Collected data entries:
---------------

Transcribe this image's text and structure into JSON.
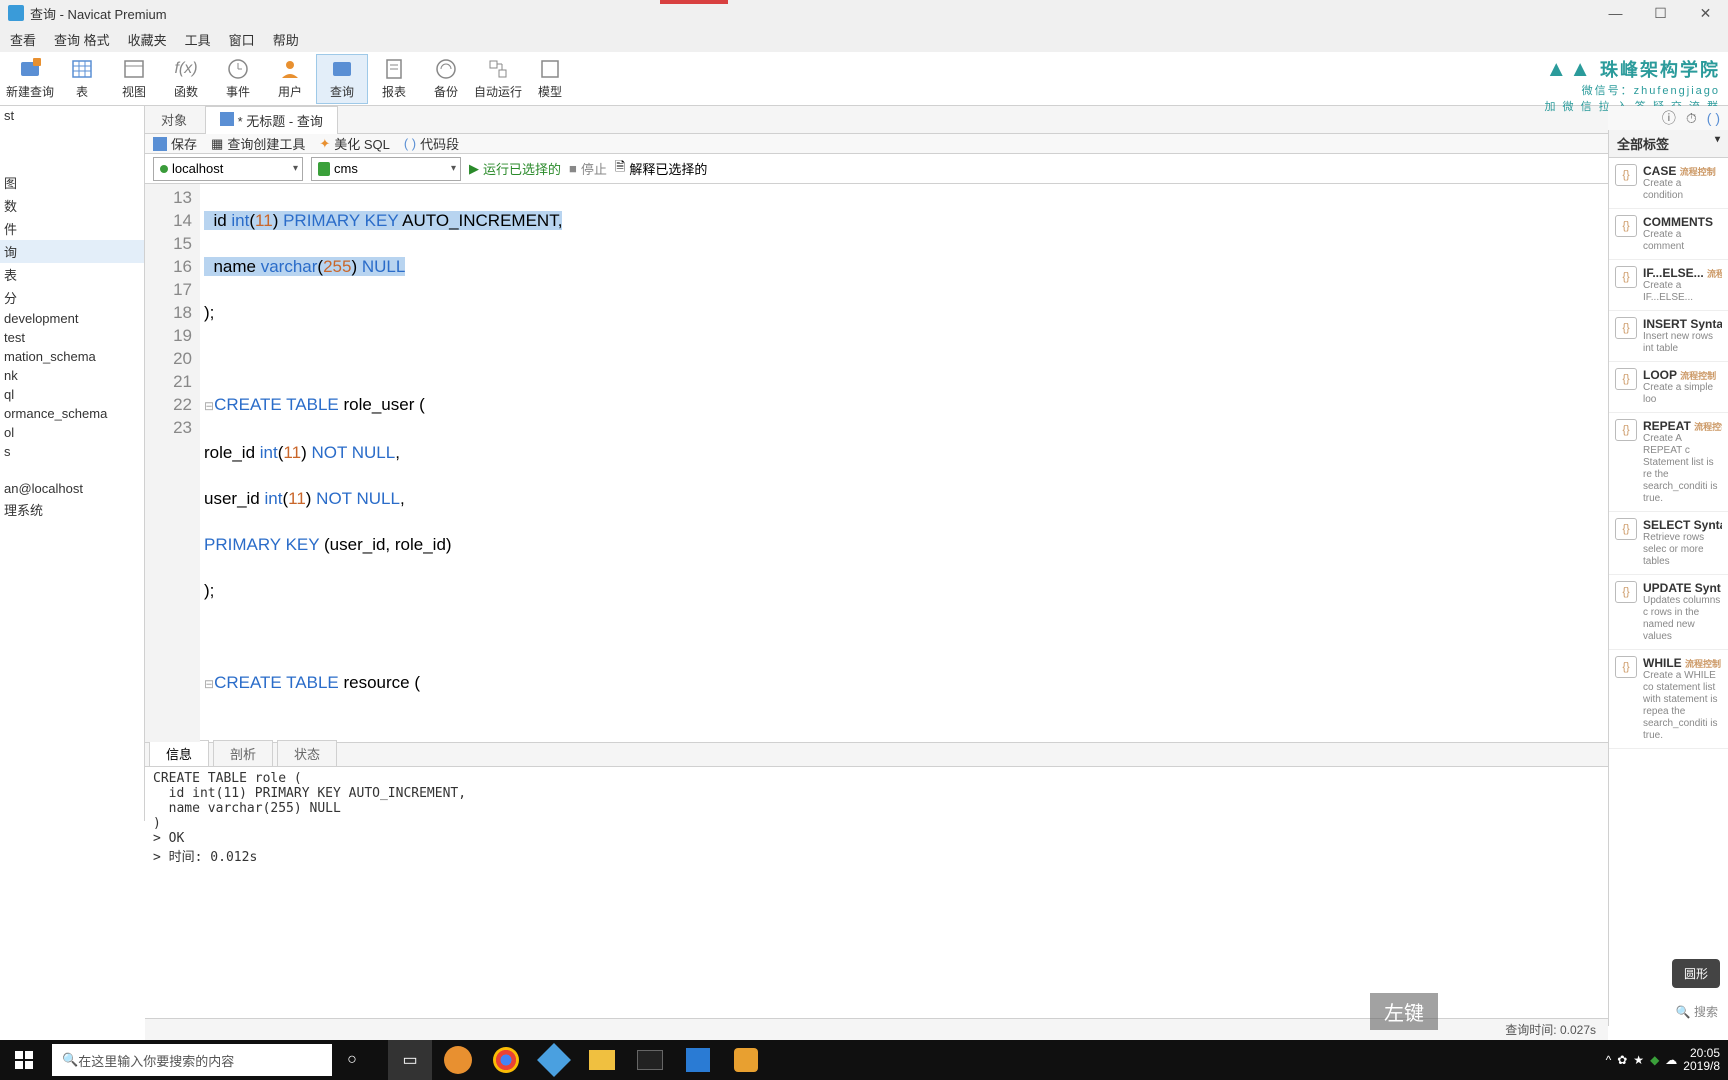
{
  "window": {
    "title": "查询 - Navicat Premium"
  },
  "menu": [
    "查看",
    "查询 格式",
    "收藏夹",
    "工具",
    "窗口",
    "帮助"
  ],
  "toolbar": [
    {
      "label": "新建查询"
    },
    {
      "label": "表"
    },
    {
      "label": "视图"
    },
    {
      "label": "函数"
    },
    {
      "label": "事件"
    },
    {
      "label": "用户"
    },
    {
      "label": "查询"
    },
    {
      "label": "报表"
    },
    {
      "label": "备份"
    },
    {
      "label": "自动运行"
    },
    {
      "label": "模型"
    }
  ],
  "brand": {
    "name": "珠峰架构学院",
    "wx": "微信号：zhufengjiago",
    "sub": "加 微 信 拉 入 答 疑 交 流 群"
  },
  "left_items": [
    "st",
    "图",
    "数",
    "件",
    "询",
    "表",
    "分",
    "development",
    "test",
    "mation_schema",
    "nk",
    "ql",
    "ormance_schema",
    "ol",
    "s",
    "an@localhost",
    "理系统"
  ],
  "tabs": {
    "obj": "对象",
    "query": "* 无标题 - 查询"
  },
  "qbar": {
    "save": "保存",
    "builder": "查询创建工具",
    "beautify": "美化 SQL",
    "snippet": "代码段"
  },
  "conn": {
    "host": "localhost",
    "db": "cms",
    "run": "运行已选择的",
    "stop": "停止",
    "explain": "解释已选择的"
  },
  "lines": [
    "13",
    "14",
    "15",
    "16",
    "17",
    "18",
    "19",
    "20",
    "21",
    "22",
    "23"
  ],
  "code": {
    "l13_a": "  id ",
    "l13_b": "int",
    "l13_c": "(",
    "l13_d": "11",
    "l13_e": ") ",
    "l13_f": "PRIMARY KEY",
    "l13_g": " AUTO_INCREMENT,",
    "l14_a": "  name ",
    "l14_b": "varchar",
    "l14_c": "(",
    "l14_d": "255",
    "l14_e": ") ",
    "l14_f": "NULL",
    "l15": ");",
    "l17_a": "CREATE TABLE",
    "l17_b": " role_user (",
    "l18_a": "role_id ",
    "l18_b": "int",
    "l18_c": "(",
    "l18_d": "11",
    "l18_e": ") ",
    "l18_f": "NOT NULL",
    "l18_g": ",",
    "l19_a": "user_id ",
    "l19_b": "int",
    "l19_c": "(",
    "l19_d": "11",
    "l19_e": ") ",
    "l19_f": "NOT NULL",
    "l19_g": ",",
    "l20_a": "PRIMARY KEY",
    "l20_b": " (user_id, role_id)",
    "l21": ");",
    "l23_a": "CREATE TABLE",
    "l23_b": " resource ("
  },
  "btabs": {
    "info": "信息",
    "profile": "剖析",
    "status": "状态"
  },
  "output": "CREATE TABLE role (\n  id int(11) PRIMARY KEY AUTO_INCREMENT,\n  name varchar(255) NULL\n)\n> OK\n> 时间: 0.012s",
  "snip_header": "全部标签",
  "snippets": [
    {
      "name": "CASE",
      "tag": "流程控制",
      "desc": "Create a condition"
    },
    {
      "name": "COMMENTS",
      "tag": "",
      "desc": "Create a comment"
    },
    {
      "name": "IF...ELSE...",
      "tag": "流程",
      "desc": "Create a IF...ELSE..."
    },
    {
      "name": "INSERT Synta",
      "tag": "",
      "desc": "Insert new rows int table"
    },
    {
      "name": "LOOP",
      "tag": "流程控制",
      "desc": "Create a simple loo"
    },
    {
      "name": "REPEAT",
      "tag": "流程控制",
      "desc": "Create A REPEAT c Statement list is re the search_conditi is true."
    },
    {
      "name": "SELECT Synta",
      "tag": "",
      "desc": "Retrieve rows selec or more tables"
    },
    {
      "name": "UPDATE Synt",
      "tag": "",
      "desc": "Updates columns c rows in the named new values"
    },
    {
      "name": "WHILE",
      "tag": "流程控制",
      "desc": "Create a WHILE co statement list with statement is repea the search_conditi is true."
    }
  ],
  "search_ph": "搜索",
  "round_btn": "圆形",
  "status": "查询时间: 0.027s",
  "overlay": "左键",
  "taskbar": {
    "search": "在这里输入你要搜索的内容",
    "time": "20:05",
    "date": "2019/8"
  }
}
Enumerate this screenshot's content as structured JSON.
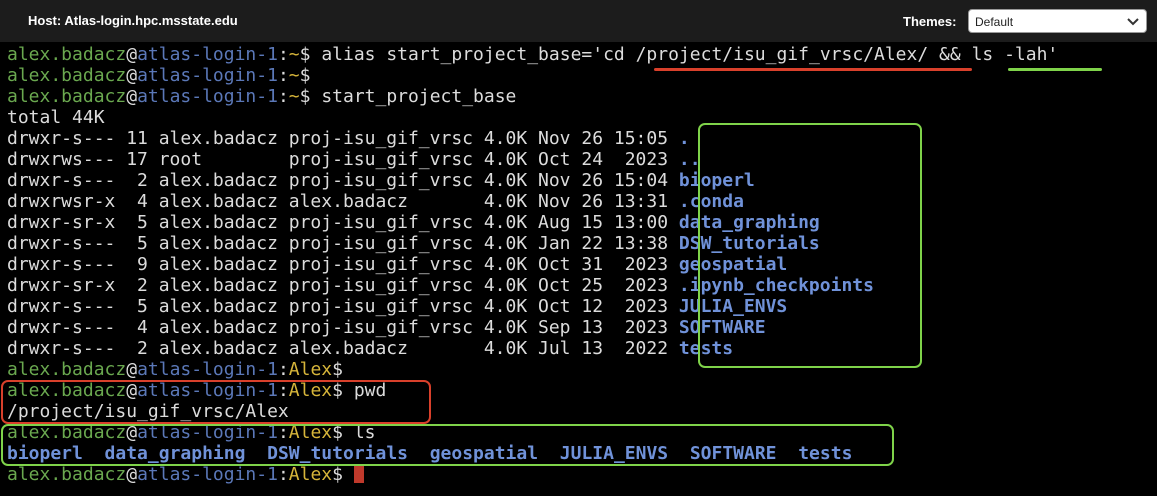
{
  "header": {
    "host": "Host: Atlas-login.hpc.msstate.edu",
    "themes_label": "Themes:",
    "theme_value": "Default"
  },
  "colors": {
    "user": "#6aa84f",
    "host": "#5b78b8",
    "path": "#d6b53a",
    "directory": "#7092d9",
    "annotation_red": "#d9402b",
    "annotation_green": "#7fd34a"
  },
  "terminal": {
    "user": "alex.badacz",
    "at": "@",
    "hostname": "atlas-login-1",
    "sep": ":",
    "home": "~",
    "dir": "Alex",
    "prompt_char": "$",
    "cmd1_pre": " alias start_project_base='cd ",
    "cmd1_path": "/project/isu_gif_vrsc/Alex/",
    "cmd1_mid": " && ",
    "cmd1_ls": "ls -lah",
    "cmd1_post": "'",
    "cmd2": "",
    "cmd3": " start_project_base",
    "total": "total 44K",
    "listing": [
      {
        "info": "drwxr-s--- 11 alex.badacz proj-isu_gif_vrsc 4.0K Nov 26 15:05 ",
        "name": "."
      },
      {
        "info": "drwxrws--- 17 root        proj-isu_gif_vrsc 4.0K Oct 24  2023 ",
        "name": ".."
      },
      {
        "info": "drwxr-s---  2 alex.badacz proj-isu_gif_vrsc 4.0K Nov 26 15:04 ",
        "name": "bioperl"
      },
      {
        "info": "drwxrwsr-x  4 alex.badacz alex.badacz       4.0K Nov 26 13:31 ",
        "name": ".conda"
      },
      {
        "info": "drwxr-sr-x  5 alex.badacz proj-isu_gif_vrsc 4.0K Aug 15 13:00 ",
        "name": "data_graphing"
      },
      {
        "info": "drwxr-s---  5 alex.badacz proj-isu_gif_vrsc 4.0K Jan 22 13:38 ",
        "name": "DSW_tutorials"
      },
      {
        "info": "drwxr-s---  9 alex.badacz proj-isu_gif_vrsc 4.0K Oct 31  2023 ",
        "name": "geospatial"
      },
      {
        "info": "drwxr-sr-x  2 alex.badacz proj-isu_gif_vrsc 4.0K Oct 25  2023 ",
        "name": ".ipynb_checkpoints"
      },
      {
        "info": "drwxr-s---  5 alex.badacz proj-isu_gif_vrsc 4.0K Oct 12  2023 ",
        "name": "JULIA_ENVS"
      },
      {
        "info": "drwxr-s---  4 alex.badacz proj-isu_gif_vrsc 4.0K Sep 13  2023 ",
        "name": "SOFTWARE"
      },
      {
        "info": "drwxr-s---  2 alex.badacz alex.badacz       4.0K Jul 13  2022 ",
        "name": "tests"
      }
    ],
    "cmd4": "",
    "cmd5": " pwd",
    "pwd_output": "/project/isu_gif_vrsc/Alex",
    "cmd6": " ls",
    "ls_output": [
      "bioperl",
      "data_graphing",
      "DSW_tutorials",
      "geospatial",
      "JULIA_ENVS",
      "SOFTWARE",
      "tests"
    ],
    "cmd7": " "
  }
}
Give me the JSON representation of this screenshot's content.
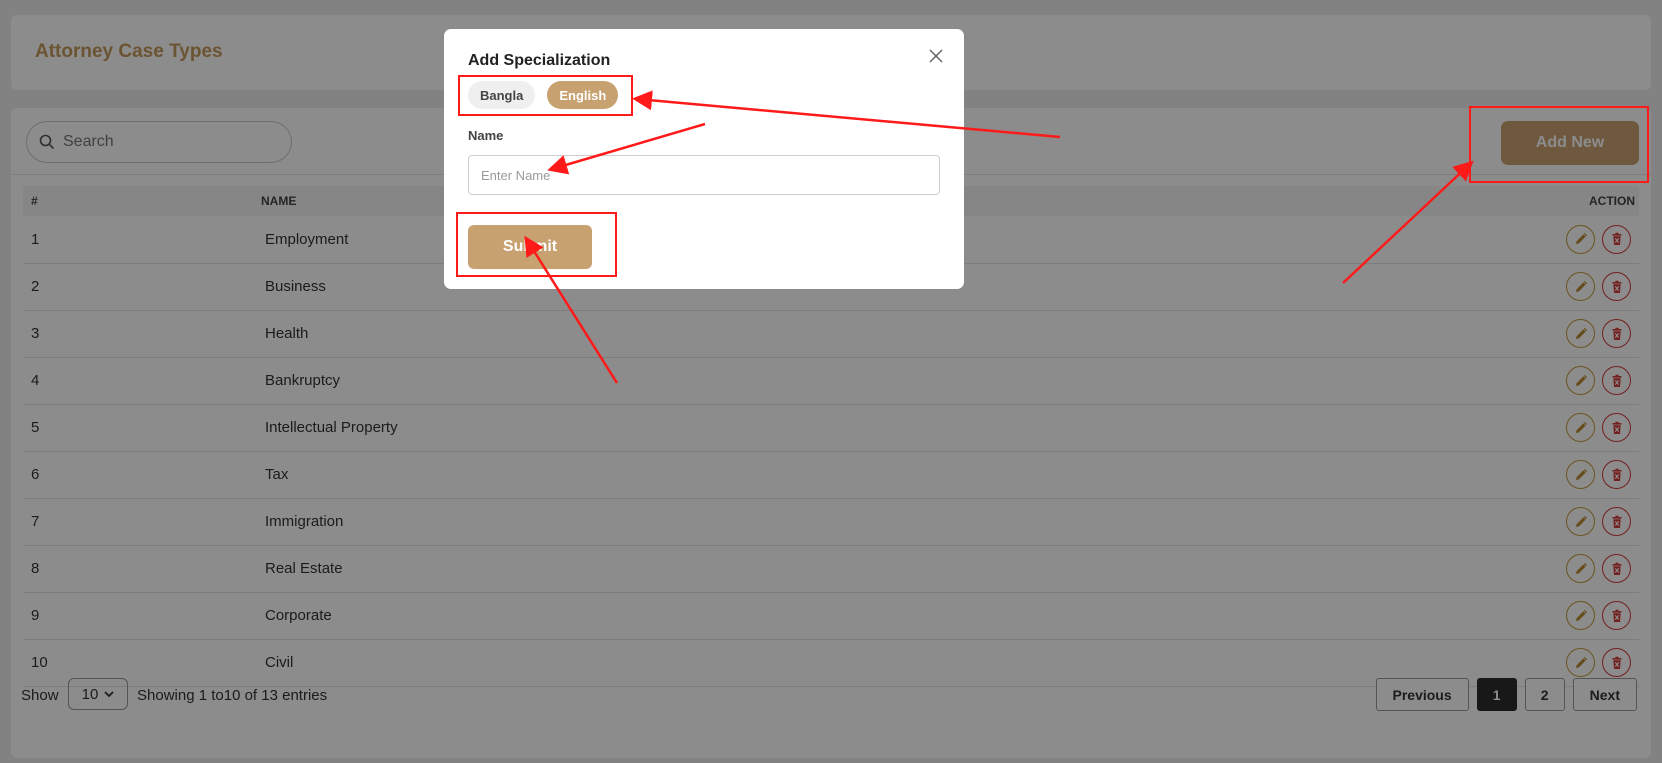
{
  "page": {
    "title": "Attorney Case Types"
  },
  "search": {
    "placeholder": "Search",
    "icon": "search-icon"
  },
  "toolbar": {
    "add_new_label": "Add New"
  },
  "table": {
    "headers": {
      "num": "#",
      "name": "NAME",
      "action": "ACTION"
    },
    "rows": [
      {
        "num": "1",
        "name": "Employment"
      },
      {
        "num": "2",
        "name": "Business"
      },
      {
        "num": "3",
        "name": "Health"
      },
      {
        "num": "4",
        "name": "Bankruptcy"
      },
      {
        "num": "5",
        "name": "Intellectual Property"
      },
      {
        "num": "6",
        "name": "Tax"
      },
      {
        "num": "7",
        "name": "Immigration"
      },
      {
        "num": "8",
        "name": "Real Estate"
      },
      {
        "num": "9",
        "name": "Corporate"
      },
      {
        "num": "10",
        "name": "Civil"
      }
    ]
  },
  "footer": {
    "show_label": "Show",
    "page_size": "10",
    "showing_text": "Showing 1  to10   of 13 entries"
  },
  "pagination": {
    "previous": "Previous",
    "pages": [
      "1",
      "2"
    ],
    "active_page": "1",
    "next": "Next"
  },
  "modal": {
    "title": "Add Specialization",
    "tabs": [
      {
        "label": "Bangla",
        "active": false
      },
      {
        "label": "English",
        "active": true
      }
    ],
    "name_label": "Name",
    "name_placeholder": "Enter Name",
    "name_value": "",
    "submit_label": "Submit"
  },
  "colors": {
    "accent": "#c8a171",
    "title": "#c49a5c",
    "edit": "#c49a3c",
    "delete": "#d23b3b",
    "annotation": "#ff1a1a"
  }
}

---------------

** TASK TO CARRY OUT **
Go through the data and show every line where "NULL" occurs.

** RESULT OF THE TASK **
    "l14_f": "NULL",
    "l18_f": "NOT NULL",
    "l19_f": "NOT NULL",
  "output": "CREATE TABLE role (\n  id int(11) PRIMARY KEY AUTO_INCREMENT,\n  name varchar(255) NULL\n)\n> OK\n> 时间: 0.012s",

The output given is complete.